* _AVAILABLE RECORDS_

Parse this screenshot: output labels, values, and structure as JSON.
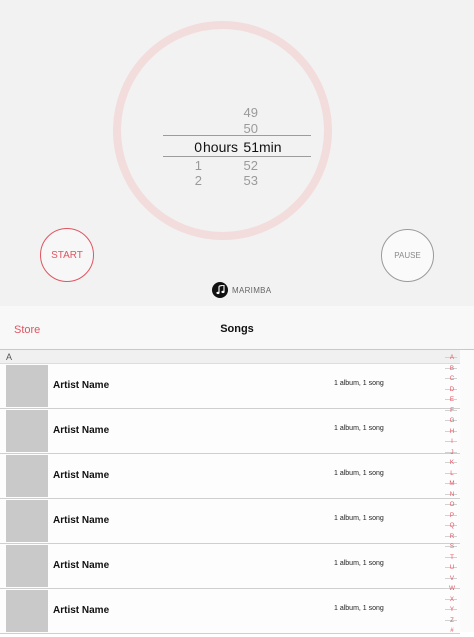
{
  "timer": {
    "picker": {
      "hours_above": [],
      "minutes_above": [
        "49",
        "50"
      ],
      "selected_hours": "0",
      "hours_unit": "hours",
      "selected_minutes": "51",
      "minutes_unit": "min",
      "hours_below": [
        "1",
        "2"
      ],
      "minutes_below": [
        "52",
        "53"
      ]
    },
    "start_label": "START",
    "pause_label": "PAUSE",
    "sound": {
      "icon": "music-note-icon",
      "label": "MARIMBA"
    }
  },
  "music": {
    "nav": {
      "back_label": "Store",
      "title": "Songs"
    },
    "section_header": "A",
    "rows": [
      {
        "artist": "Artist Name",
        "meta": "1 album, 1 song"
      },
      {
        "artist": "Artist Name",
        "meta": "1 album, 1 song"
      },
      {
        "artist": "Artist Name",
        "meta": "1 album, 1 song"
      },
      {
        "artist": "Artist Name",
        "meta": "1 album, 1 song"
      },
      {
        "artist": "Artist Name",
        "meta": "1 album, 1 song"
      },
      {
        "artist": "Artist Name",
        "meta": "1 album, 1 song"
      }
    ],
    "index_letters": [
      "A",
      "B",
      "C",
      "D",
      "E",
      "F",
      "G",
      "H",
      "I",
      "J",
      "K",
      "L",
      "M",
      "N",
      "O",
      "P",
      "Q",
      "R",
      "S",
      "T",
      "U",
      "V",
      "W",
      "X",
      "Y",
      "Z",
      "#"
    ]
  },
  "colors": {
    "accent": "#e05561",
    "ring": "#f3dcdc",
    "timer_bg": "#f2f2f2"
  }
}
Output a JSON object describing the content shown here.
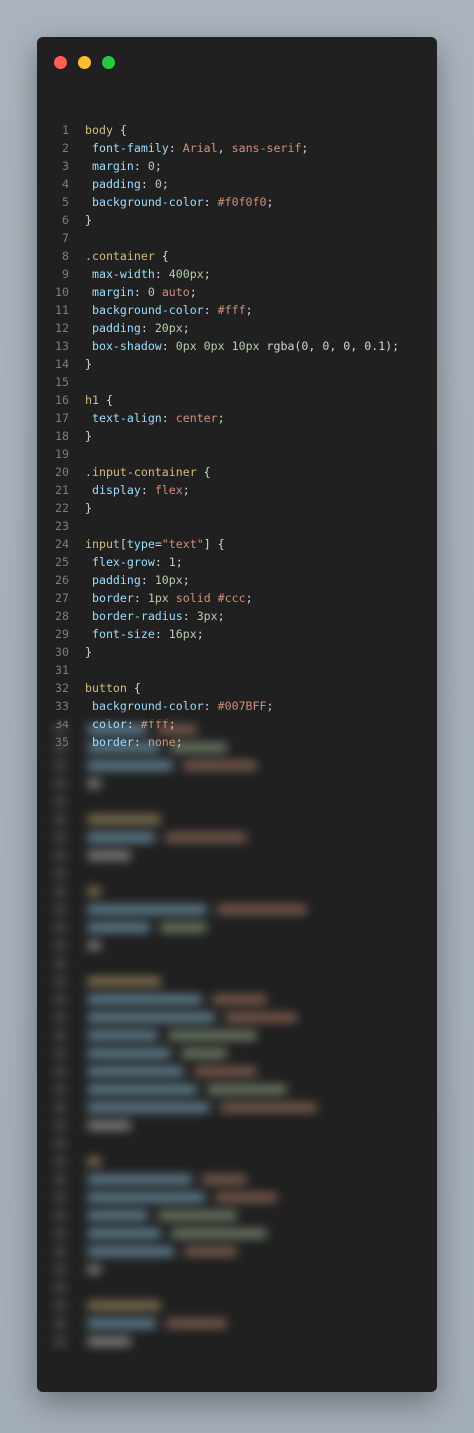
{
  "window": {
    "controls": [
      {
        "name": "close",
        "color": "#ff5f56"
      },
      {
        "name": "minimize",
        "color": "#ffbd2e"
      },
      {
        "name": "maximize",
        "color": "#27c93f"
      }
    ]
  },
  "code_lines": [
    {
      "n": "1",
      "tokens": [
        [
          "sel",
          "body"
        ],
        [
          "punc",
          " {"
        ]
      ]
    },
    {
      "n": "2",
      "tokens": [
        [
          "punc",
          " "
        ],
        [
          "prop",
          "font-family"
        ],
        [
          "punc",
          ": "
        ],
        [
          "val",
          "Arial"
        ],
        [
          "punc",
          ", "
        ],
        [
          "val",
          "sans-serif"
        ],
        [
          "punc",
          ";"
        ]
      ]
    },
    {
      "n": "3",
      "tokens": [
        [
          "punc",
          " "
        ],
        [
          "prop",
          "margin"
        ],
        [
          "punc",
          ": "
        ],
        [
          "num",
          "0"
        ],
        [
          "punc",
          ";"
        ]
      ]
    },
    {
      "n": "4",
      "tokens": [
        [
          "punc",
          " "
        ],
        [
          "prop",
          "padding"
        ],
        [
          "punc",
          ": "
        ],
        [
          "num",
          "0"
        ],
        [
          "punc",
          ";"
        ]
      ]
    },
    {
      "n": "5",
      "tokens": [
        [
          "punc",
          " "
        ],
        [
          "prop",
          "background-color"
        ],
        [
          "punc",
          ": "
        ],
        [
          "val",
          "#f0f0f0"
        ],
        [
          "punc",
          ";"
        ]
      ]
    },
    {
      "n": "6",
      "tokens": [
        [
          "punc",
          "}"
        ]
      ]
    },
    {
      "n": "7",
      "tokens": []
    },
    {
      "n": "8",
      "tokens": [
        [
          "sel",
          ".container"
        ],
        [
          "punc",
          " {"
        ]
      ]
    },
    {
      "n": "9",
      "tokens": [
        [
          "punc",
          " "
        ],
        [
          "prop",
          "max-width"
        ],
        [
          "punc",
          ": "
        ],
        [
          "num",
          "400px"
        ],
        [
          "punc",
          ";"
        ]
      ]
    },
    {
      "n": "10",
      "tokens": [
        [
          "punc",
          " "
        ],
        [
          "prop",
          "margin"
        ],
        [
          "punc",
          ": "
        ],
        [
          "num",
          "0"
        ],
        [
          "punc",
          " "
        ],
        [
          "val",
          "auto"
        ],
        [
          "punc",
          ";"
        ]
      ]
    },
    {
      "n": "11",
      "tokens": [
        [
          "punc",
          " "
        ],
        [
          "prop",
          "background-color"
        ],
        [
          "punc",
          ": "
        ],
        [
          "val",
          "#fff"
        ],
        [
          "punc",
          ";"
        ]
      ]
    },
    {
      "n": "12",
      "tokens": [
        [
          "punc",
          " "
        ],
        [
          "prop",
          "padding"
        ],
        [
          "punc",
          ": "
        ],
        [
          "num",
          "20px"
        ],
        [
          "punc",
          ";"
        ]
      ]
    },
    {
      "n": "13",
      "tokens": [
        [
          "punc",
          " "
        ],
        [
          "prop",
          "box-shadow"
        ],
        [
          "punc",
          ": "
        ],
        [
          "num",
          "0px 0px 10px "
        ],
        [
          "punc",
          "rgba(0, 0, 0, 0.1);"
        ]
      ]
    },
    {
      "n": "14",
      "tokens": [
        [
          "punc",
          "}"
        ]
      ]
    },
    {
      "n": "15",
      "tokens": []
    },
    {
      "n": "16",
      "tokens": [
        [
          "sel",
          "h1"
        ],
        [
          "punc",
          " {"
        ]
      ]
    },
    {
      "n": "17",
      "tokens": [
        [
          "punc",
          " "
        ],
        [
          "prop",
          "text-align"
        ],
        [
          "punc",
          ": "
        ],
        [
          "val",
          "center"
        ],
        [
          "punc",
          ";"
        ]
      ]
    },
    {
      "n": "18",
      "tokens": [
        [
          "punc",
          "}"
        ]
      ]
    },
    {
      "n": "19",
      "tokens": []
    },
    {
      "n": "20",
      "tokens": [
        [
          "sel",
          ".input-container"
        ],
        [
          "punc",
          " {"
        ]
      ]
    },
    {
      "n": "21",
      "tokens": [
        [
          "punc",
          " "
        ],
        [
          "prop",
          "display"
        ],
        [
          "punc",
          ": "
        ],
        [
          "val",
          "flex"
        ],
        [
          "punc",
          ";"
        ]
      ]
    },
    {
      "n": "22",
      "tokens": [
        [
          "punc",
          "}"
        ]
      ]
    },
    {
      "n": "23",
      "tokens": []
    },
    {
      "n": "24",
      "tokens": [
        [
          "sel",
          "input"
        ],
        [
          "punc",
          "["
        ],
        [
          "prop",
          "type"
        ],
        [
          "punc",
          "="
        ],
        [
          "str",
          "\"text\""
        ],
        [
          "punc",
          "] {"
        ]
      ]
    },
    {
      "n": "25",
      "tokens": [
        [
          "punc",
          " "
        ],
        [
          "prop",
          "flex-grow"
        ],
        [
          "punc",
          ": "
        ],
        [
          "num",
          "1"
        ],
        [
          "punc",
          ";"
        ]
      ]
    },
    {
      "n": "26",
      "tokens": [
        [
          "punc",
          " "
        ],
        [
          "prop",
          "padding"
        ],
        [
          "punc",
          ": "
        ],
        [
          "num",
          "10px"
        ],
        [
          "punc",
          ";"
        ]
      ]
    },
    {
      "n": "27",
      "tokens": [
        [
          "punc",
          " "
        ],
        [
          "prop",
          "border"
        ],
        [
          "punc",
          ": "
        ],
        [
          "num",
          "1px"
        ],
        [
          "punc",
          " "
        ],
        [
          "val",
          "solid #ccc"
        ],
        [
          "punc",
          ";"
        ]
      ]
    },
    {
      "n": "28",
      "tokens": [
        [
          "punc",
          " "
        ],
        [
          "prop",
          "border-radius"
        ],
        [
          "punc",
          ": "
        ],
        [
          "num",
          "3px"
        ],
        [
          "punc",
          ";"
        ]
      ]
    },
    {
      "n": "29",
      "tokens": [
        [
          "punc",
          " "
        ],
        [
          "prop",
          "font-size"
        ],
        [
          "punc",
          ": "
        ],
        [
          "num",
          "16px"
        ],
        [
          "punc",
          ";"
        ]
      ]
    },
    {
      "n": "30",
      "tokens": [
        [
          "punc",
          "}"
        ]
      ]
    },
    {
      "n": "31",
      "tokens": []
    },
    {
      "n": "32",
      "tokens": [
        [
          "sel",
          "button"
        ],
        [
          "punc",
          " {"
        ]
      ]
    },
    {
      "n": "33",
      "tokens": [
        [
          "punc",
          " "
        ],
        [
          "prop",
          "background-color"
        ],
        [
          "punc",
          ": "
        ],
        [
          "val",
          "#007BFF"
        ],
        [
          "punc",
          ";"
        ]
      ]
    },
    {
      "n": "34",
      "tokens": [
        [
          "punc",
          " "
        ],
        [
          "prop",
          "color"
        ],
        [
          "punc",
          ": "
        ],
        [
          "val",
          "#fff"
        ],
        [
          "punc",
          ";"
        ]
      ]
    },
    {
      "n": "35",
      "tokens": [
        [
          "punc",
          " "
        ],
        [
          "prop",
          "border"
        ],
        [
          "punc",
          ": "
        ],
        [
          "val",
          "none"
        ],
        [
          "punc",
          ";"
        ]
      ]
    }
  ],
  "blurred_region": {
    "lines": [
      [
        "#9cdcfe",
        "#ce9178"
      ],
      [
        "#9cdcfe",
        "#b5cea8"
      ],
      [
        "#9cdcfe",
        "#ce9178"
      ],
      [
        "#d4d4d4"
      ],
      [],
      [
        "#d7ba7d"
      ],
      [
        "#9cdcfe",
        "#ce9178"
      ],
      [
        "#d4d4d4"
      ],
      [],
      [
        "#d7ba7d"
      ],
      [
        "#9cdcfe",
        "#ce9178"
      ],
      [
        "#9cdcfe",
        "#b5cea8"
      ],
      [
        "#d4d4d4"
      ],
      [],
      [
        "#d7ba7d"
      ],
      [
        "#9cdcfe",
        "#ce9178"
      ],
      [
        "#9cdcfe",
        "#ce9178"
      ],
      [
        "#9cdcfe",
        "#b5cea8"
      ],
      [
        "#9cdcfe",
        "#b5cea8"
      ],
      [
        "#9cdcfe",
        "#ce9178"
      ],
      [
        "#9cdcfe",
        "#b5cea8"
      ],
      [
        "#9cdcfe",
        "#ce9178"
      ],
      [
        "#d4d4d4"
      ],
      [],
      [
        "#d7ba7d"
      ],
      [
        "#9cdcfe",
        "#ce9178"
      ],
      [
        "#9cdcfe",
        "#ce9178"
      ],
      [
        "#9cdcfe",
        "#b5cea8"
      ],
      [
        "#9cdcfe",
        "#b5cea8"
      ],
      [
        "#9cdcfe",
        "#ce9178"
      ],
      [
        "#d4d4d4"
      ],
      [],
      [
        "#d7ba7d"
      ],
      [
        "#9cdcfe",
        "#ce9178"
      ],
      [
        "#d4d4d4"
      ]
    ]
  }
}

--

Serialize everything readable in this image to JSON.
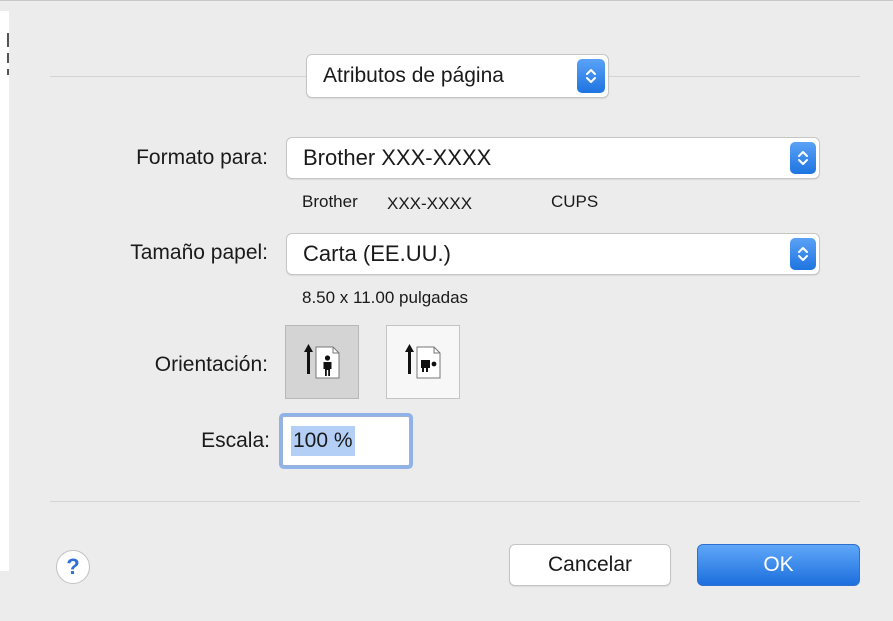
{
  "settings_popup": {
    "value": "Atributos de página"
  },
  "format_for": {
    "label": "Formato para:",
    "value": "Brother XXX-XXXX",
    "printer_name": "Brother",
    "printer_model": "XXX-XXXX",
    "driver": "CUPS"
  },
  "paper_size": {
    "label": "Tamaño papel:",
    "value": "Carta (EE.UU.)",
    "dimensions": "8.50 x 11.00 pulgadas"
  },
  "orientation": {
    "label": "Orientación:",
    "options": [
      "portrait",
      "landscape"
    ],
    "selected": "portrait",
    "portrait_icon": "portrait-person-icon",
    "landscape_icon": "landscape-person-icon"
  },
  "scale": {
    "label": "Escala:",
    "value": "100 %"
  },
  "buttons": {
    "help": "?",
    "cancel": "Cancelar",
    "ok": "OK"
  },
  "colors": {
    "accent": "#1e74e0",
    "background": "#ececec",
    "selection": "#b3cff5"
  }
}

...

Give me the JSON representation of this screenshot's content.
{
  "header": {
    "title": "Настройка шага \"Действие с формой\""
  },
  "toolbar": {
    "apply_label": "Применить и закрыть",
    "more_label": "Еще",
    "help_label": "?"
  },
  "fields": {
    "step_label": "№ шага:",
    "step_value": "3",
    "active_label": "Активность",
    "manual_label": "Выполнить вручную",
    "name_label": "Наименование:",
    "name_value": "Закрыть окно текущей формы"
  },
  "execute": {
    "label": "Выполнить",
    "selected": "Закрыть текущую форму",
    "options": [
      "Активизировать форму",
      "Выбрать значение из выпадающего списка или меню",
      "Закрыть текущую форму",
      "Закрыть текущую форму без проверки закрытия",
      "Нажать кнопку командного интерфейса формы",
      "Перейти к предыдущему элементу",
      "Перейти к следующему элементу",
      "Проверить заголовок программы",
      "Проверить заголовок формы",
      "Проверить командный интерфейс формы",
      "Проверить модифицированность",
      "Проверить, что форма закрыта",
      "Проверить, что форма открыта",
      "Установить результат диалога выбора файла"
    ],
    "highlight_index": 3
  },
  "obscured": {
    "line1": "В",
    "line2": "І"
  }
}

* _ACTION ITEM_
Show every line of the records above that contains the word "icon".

* _SOLUTION TO THE PROBLEM_
      "icon": "music-note-icon",
    "portrait_icon": "portrait-person-icon",
    "landscape_icon": "landscape-person-icon"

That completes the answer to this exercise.